The MILLION study, a prospective randomized multicenter study, revealed that lipid and blood pressure (BP)-lowering therapy resulted in regression of coronary plaque as determined by intravascular ultrasound (IVUS). In the present study we performed additional analysis to investigate the associated factors with regression of coronary plaque.
METHODS AND RESULTS:
Methods and Results:We investigated serial 3D IVUS images from 68 patients in the MILLION study. Standard IVUS parameters were assessed at both baseline and follow-up (18-24 months). Volumetric data were standardized by length as normalized volume.
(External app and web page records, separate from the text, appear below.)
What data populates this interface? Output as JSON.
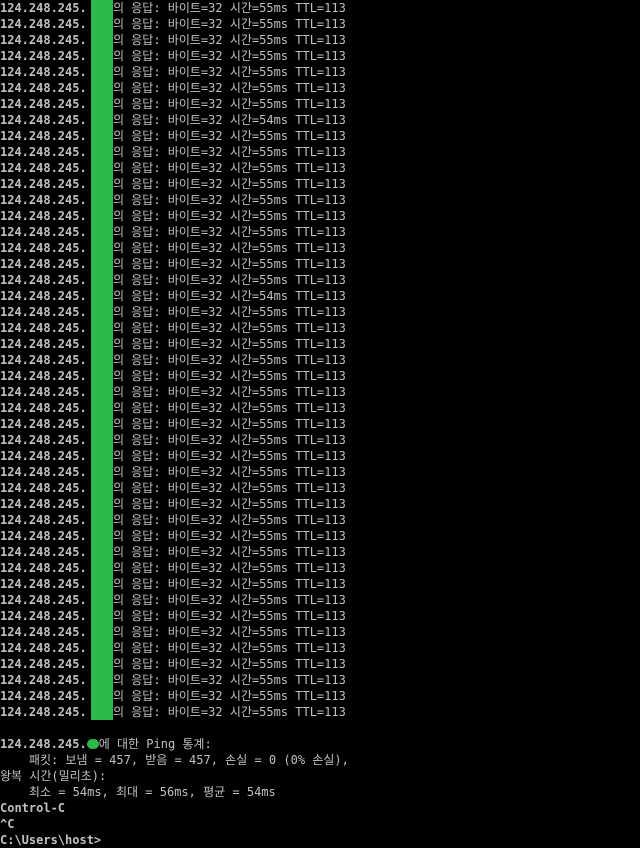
{
  "terminal": {
    "background": "#000000",
    "text_color": "#c0c0c0",
    "redaction_color": "#2db84a",
    "ip_prefix": "124.248.245.",
    "reply_lines": [
      {
        "response": "의 응답: 바이트=32 시간=55ms TTL=113"
      },
      {
        "response": "의 응답: 바이트=32 시간=55ms TTL=113"
      },
      {
        "response": "의 응답: 바이트=32 시간=55ms TTL=113"
      },
      {
        "response": "의 응답: 바이트=32 시간=55ms TTL=113"
      },
      {
        "response": "의 응답: 바이트=32 시간=55ms TTL=113"
      },
      {
        "response": "의 응답: 바이트=32 시간=55ms TTL=113"
      },
      {
        "response": "의 응답: 바이트=32 시간=55ms TTL=113"
      },
      {
        "response": "의 응답: 바이트=32 시간=54ms TTL=113"
      },
      {
        "response": "의 응답: 바이트=32 시간=55ms TTL=113"
      },
      {
        "response": "의 응답: 바이트=32 시간=55ms TTL=113"
      },
      {
        "response": "의 응답: 바이트=32 시간=55ms TTL=113"
      },
      {
        "response": "의 응답: 바이트=32 시간=55ms TTL=113"
      },
      {
        "response": "의 응답: 바이트=32 시간=55ms TTL=113"
      },
      {
        "response": "의 응답: 바이트=32 시간=55ms TTL=113"
      },
      {
        "response": "의 응답: 바이트=32 시간=55ms TTL=113"
      },
      {
        "response": "의 응답: 바이트=32 시간=55ms TTL=113"
      },
      {
        "response": "의 응답: 바이트=32 시간=55ms TTL=113"
      },
      {
        "response": "의 응답: 바이트=32 시간=55ms TTL=113"
      },
      {
        "response": "의 응답: 바이트=32 시간=54ms TTL=113"
      },
      {
        "response": "의 응답: 바이트=32 시간=55ms TTL=113"
      },
      {
        "response": "의 응답: 바이트=32 시간=55ms TTL=113"
      },
      {
        "response": "의 응답: 바이트=32 시간=55ms TTL=113"
      },
      {
        "response": "의 응답: 바이트=32 시간=55ms TTL=113"
      },
      {
        "response": "의 응답: 바이트=32 시간=55ms TTL=113"
      },
      {
        "response": "의 응답: 바이트=32 시간=55ms TTL=113"
      },
      {
        "response": "의 응답: 바이트=32 시간=55ms TTL=113"
      },
      {
        "response": "의 응답: 바이트=32 시간=55ms TTL=113"
      },
      {
        "response": "의 응답: 바이트=32 시간=55ms TTL=113"
      },
      {
        "response": "의 응답: 바이트=32 시간=55ms TTL=113"
      },
      {
        "response": "의 응답: 바이트=32 시간=55ms TTL=113"
      },
      {
        "response": "의 응답: 바이트=32 시간=55ms TTL=113"
      },
      {
        "response": "의 응답: 바이트=32 시간=55ms TTL=113"
      },
      {
        "response": "의 응답: 바이트=32 시간=55ms TTL=113"
      },
      {
        "response": "의 응답: 바이트=32 시간=55ms TTL=113"
      },
      {
        "response": "의 응답: 바이트=32 시간=55ms TTL=113"
      },
      {
        "response": "의 응답: 바이트=32 시간=55ms TTL=113"
      },
      {
        "response": "의 응답: 바이트=32 시간=55ms TTL=113"
      },
      {
        "response": "의 응답: 바이트=32 시간=55ms TTL=113"
      },
      {
        "response": "의 응답: 바이트=32 시간=55ms TTL=113"
      },
      {
        "response": "의 응답: 바이트=32 시간=55ms TTL=113"
      },
      {
        "response": "의 응답: 바이트=32 시간=55ms TTL=113"
      },
      {
        "response": "의 응답: 바이트=32 시간=55ms TTL=113"
      },
      {
        "response": "의 응답: 바이트=32 시간=55ms TTL=113"
      },
      {
        "response": "의 응답: 바이트=32 시간=55ms TTL=113"
      },
      {
        "response": "의 응답: 바이트=32 시간=55ms TTL=113"
      }
    ],
    "stats": {
      "header_suffix": "에 대한 Ping 통계:",
      "packets": "    패킷: 보냄 = 457, 받음 = 457, 손실 = 0 (0% 손실),",
      "rtt_header": "왕복 시간(밀리초):",
      "rtt_values": "    최소 = 54ms, 최대 = 56ms, 평균 = 54ms"
    },
    "trailer": {
      "control_c": "Control-C",
      "caret_c": "^C",
      "prompt": "C:\\Users\\host>"
    }
  }
}
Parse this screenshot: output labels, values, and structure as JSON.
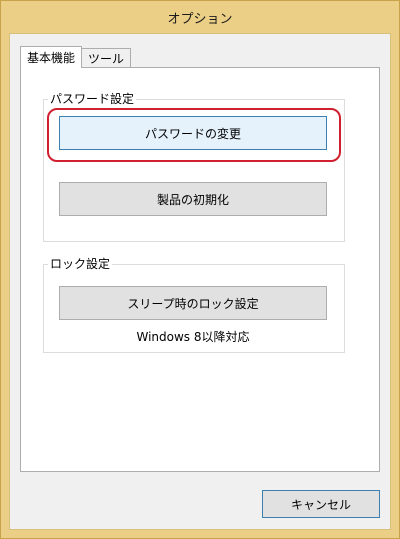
{
  "window": {
    "title": "オプション"
  },
  "tabs": [
    {
      "label": "基本機能",
      "active": true
    },
    {
      "label": "ツール",
      "active": false
    }
  ],
  "password_group": {
    "legend": "パスワード設定",
    "change_password_button": "パスワードの変更",
    "factory_reset_button": "製品の初期化"
  },
  "lock_group": {
    "legend": "ロック設定",
    "sleep_lock_button": "スリープ時のロック設定",
    "note": "Windows 8以降対応"
  },
  "footer": {
    "cancel_button": "キャンセル"
  },
  "colors": {
    "highlight": "#d02030",
    "title_bar": "#ebcf86"
  }
}
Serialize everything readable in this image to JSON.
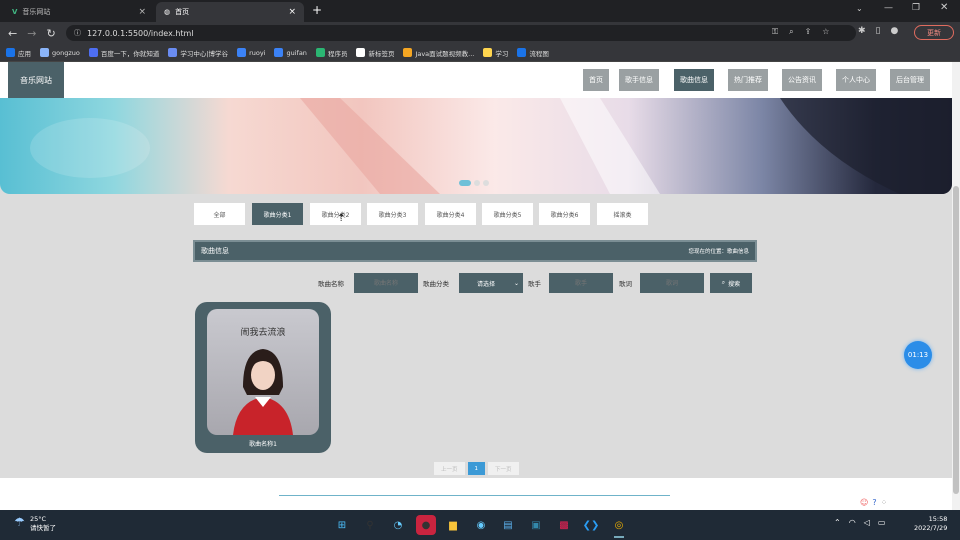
{
  "browser": {
    "tabs": [
      {
        "title": "音乐网站",
        "close": "×"
      },
      {
        "title": "首页",
        "close": "×"
      }
    ],
    "new_tab": "+",
    "url": "127.0.0.1:5500/index.html",
    "update_label": "更新",
    "bookmarks": [
      {
        "label": "应用",
        "color": "#1a73e8"
      },
      {
        "label": "gongzuo",
        "color": "#8ab4f8"
      },
      {
        "label": "百度一下，你就知道",
        "color": "#4e6ef2"
      },
      {
        "label": "学习中心|博学谷",
        "color": "#6a8cf2"
      },
      {
        "label": "ruoyi",
        "color": "#3b82f6"
      },
      {
        "label": "guifan",
        "color": "#3b82f6"
      },
      {
        "label": "程序员",
        "color": "#2bb673"
      },
      {
        "label": "新标签页",
        "color": "#ffffff"
      },
      {
        "label": "Java面试题视频教...",
        "color": "#f5a623"
      },
      {
        "label": "学习",
        "color": "#ffd54f"
      },
      {
        "label": "流程图",
        "color": "#1a73e8"
      }
    ]
  },
  "site": {
    "logo": "音乐网站",
    "nav": [
      "首页",
      "歌手信息",
      "歌曲信息",
      "热门推荐",
      "公告资讯",
      "个人中心",
      "后台管理"
    ],
    "nav_active": 2,
    "categories": [
      "全部",
      "歌曲分类1",
      "歌曲分类2",
      "歌曲分类3",
      "歌曲分类4",
      "歌曲分类5",
      "歌曲分类6",
      "摇滚类"
    ],
    "category_active": 1,
    "section_title": "歌曲信息",
    "breadcrumb": "您现在的位置：歌曲信息",
    "filters": {
      "name_label": "歌曲名称",
      "name_placeholder": "歌曲名称",
      "cat_label": "歌曲分类",
      "cat_value": "请选择",
      "singer_label": "歌手",
      "singer_placeholder": "歌手",
      "lyric_label": "歌词",
      "lyric_placeholder": "歌词",
      "search": "搜索"
    },
    "song": {
      "name": "歌曲名称1",
      "cover_title": "闹我去流浪"
    },
    "pager": {
      "prev": "上一页",
      "current": "1",
      "next": "下一页"
    },
    "timer": "01:13"
  },
  "taskbar": {
    "temp": "25°C",
    "weather": "请快暂了",
    "time": "15:58",
    "date": "2022/7/29"
  }
}
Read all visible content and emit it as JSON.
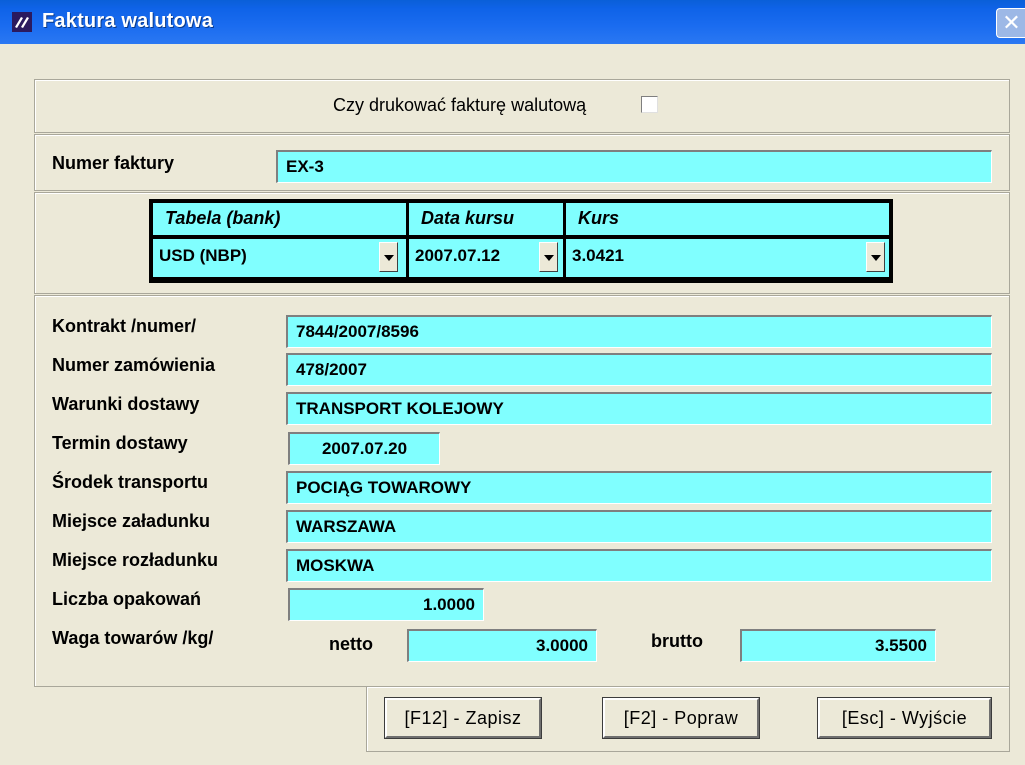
{
  "window": {
    "title": "Faktura walutowa",
    "close_symbol": "✕"
  },
  "print": {
    "label": "Czy drukować fakturę walutową",
    "checked": false
  },
  "invoice": {
    "label": "Numer faktury",
    "value": "EX-3"
  },
  "rates": {
    "headers": [
      "Tabela (bank)",
      "Data kursu",
      "Kurs"
    ],
    "table_value": "USD (NBP)",
    "date_value": "2007.07.12",
    "rate_value": "3.0421"
  },
  "details": {
    "contract": {
      "label": "Kontrakt /numer/",
      "value": "7844/2007/8596"
    },
    "order": {
      "label": "Numer zamówienia",
      "value": "478/2007"
    },
    "terms": {
      "label": "Warunki dostawy",
      "value": "TRANSPORT KOLEJOWY"
    },
    "delivery_date": {
      "label": "Termin dostawy",
      "value": "2007.07.20"
    },
    "transport": {
      "label": "Środek transportu",
      "value": "POCIĄG TOWAROWY"
    },
    "loading": {
      "label": "Miejsce załadunku",
      "value": "WARSZAWA"
    },
    "unloading": {
      "label": "Miejsce rozładunku",
      "value": "MOSKWA"
    },
    "packages": {
      "label": "Liczba opakowań",
      "value": "1.0000"
    },
    "weight": {
      "label": "Waga towarów /kg/",
      "netto_label": "netto",
      "netto_value": "3.0000",
      "brutto_label": "brutto",
      "brutto_value": "3.5500"
    }
  },
  "buttons": {
    "save": "[F12] - Zapisz",
    "edit": "[F2] - Popraw",
    "exit": "[Esc] - Wyjście"
  },
  "colors": {
    "field_bg": "#80ffff",
    "titlebar": "#0f63e8",
    "window_bg": "#ece9d8"
  }
}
In patients with plaque regression (n=52), plaque volumenormalizedsignificantly decreased from 64.8 to 55.8 mm3(P<0.0001) and vessel volumenormalizedsignificantly decreased from 135.0 to 127.5 mm3(P=0.0008).
There was no difference in lumen volumenormalizedfrom 70.1 to 71.8 mm3(P=0.27). There were no correlations between % changes in vessel volume and cholesterol or BP. On the other hand, negative correlations between % change in vessel volume and vessel volumenormalizedat baseline (r=-0.352, P=0.009) or plaque volumenormalizedat baseline (r=-0.336, P=0.01) were observed.
The current data demonstrated that in patients with plaque regression treated by aggressive lipid and BP-lowering therapy, the plaque regression was derived from reverse vessel remodeling determined by vessel volume and plaque burden at baseline irrespective of decreases in lipids and BP.